>>>>
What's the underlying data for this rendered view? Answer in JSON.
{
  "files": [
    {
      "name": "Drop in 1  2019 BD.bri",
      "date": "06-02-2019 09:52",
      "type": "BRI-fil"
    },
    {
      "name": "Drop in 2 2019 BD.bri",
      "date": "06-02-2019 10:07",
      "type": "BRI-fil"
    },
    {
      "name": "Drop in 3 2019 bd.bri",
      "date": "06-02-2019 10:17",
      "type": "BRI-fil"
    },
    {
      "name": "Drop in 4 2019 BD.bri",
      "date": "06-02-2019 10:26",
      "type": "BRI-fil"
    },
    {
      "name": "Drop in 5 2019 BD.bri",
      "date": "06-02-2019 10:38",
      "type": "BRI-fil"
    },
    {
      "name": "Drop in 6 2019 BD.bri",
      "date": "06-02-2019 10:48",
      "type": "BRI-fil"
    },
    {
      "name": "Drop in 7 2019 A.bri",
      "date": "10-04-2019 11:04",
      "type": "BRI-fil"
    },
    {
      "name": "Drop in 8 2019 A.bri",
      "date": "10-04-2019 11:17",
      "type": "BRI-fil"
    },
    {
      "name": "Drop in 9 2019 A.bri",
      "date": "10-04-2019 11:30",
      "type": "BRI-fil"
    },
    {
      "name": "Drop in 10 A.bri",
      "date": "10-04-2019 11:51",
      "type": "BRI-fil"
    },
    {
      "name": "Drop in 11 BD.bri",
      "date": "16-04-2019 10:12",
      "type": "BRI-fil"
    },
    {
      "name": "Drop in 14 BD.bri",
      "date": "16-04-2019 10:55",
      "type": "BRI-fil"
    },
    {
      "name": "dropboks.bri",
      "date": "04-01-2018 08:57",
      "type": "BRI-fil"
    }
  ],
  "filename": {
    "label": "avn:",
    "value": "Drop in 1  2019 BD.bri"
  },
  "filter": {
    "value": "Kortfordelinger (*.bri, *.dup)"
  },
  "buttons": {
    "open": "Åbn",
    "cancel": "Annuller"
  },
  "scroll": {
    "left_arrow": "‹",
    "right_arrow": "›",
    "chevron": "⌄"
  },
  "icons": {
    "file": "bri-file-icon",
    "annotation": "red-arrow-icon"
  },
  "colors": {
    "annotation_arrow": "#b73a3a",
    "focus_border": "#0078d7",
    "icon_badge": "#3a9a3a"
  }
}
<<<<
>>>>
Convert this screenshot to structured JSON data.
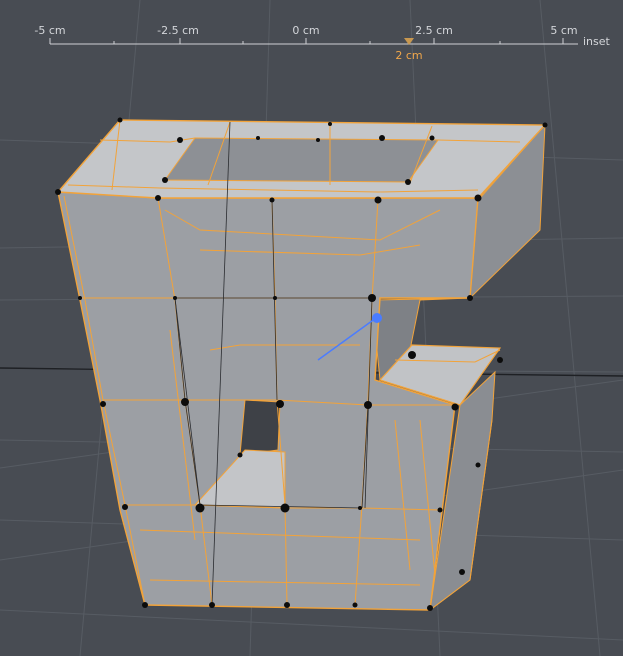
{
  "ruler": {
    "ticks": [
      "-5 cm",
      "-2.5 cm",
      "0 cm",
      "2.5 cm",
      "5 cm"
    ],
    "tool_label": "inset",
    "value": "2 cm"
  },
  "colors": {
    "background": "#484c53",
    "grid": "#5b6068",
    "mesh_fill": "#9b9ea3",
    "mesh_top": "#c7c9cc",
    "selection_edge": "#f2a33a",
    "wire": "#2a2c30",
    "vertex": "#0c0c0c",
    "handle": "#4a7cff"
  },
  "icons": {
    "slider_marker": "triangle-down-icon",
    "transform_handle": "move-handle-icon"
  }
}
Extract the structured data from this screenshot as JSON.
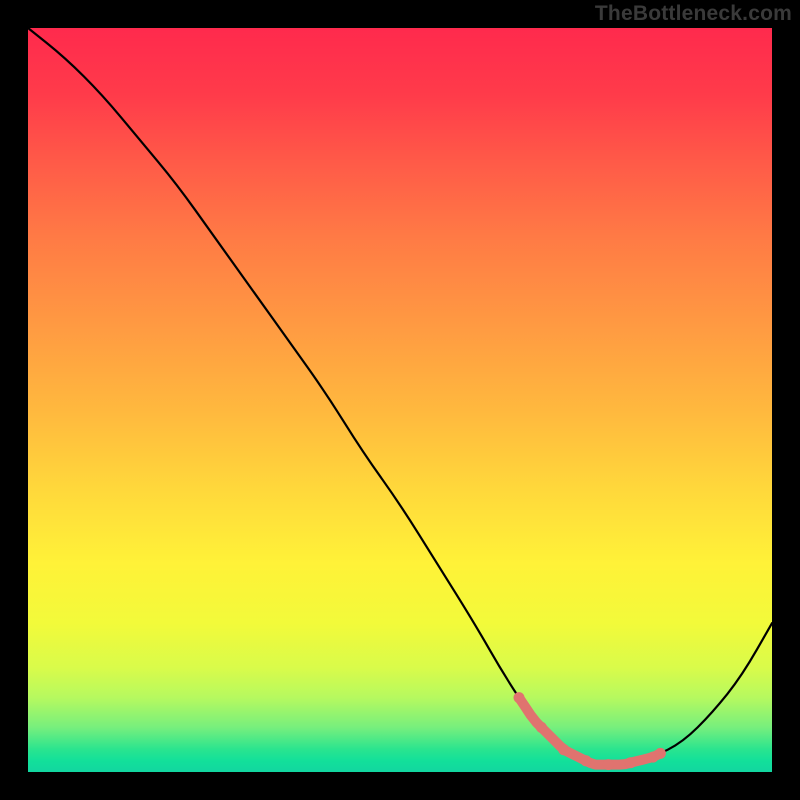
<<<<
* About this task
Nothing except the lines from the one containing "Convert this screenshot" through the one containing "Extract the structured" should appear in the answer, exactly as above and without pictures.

* Written response
Convert this screenshot to structured JSON data.
{
  "ruler": {
    "ticks": [
      "-5 cm",
      "-2.5 cm",
      "0 cm",
      "2.5 cm",
      "5 cm"
    ],
    "tool_label": "inset",
    "value": "2 cm"
  },
  "colors": {
    "background": "#484c53",
    "grid": "#5b6068",
    "mesh_fill": "#9b9ea3",
    "mesh_top": "#c7c9cc",
    "selection_edge": "#f2a33a",
    "wire": "#2a2c30",
    "vertex": "#0c0c0c",
    "handle": "#4a7cff"
  },
  "icons": {
    "slider_marker": "triangle-down-icon",
    "transform_handle": "move-handle-icon"
  }
}
Extract the structured data from this screenshot as JSON.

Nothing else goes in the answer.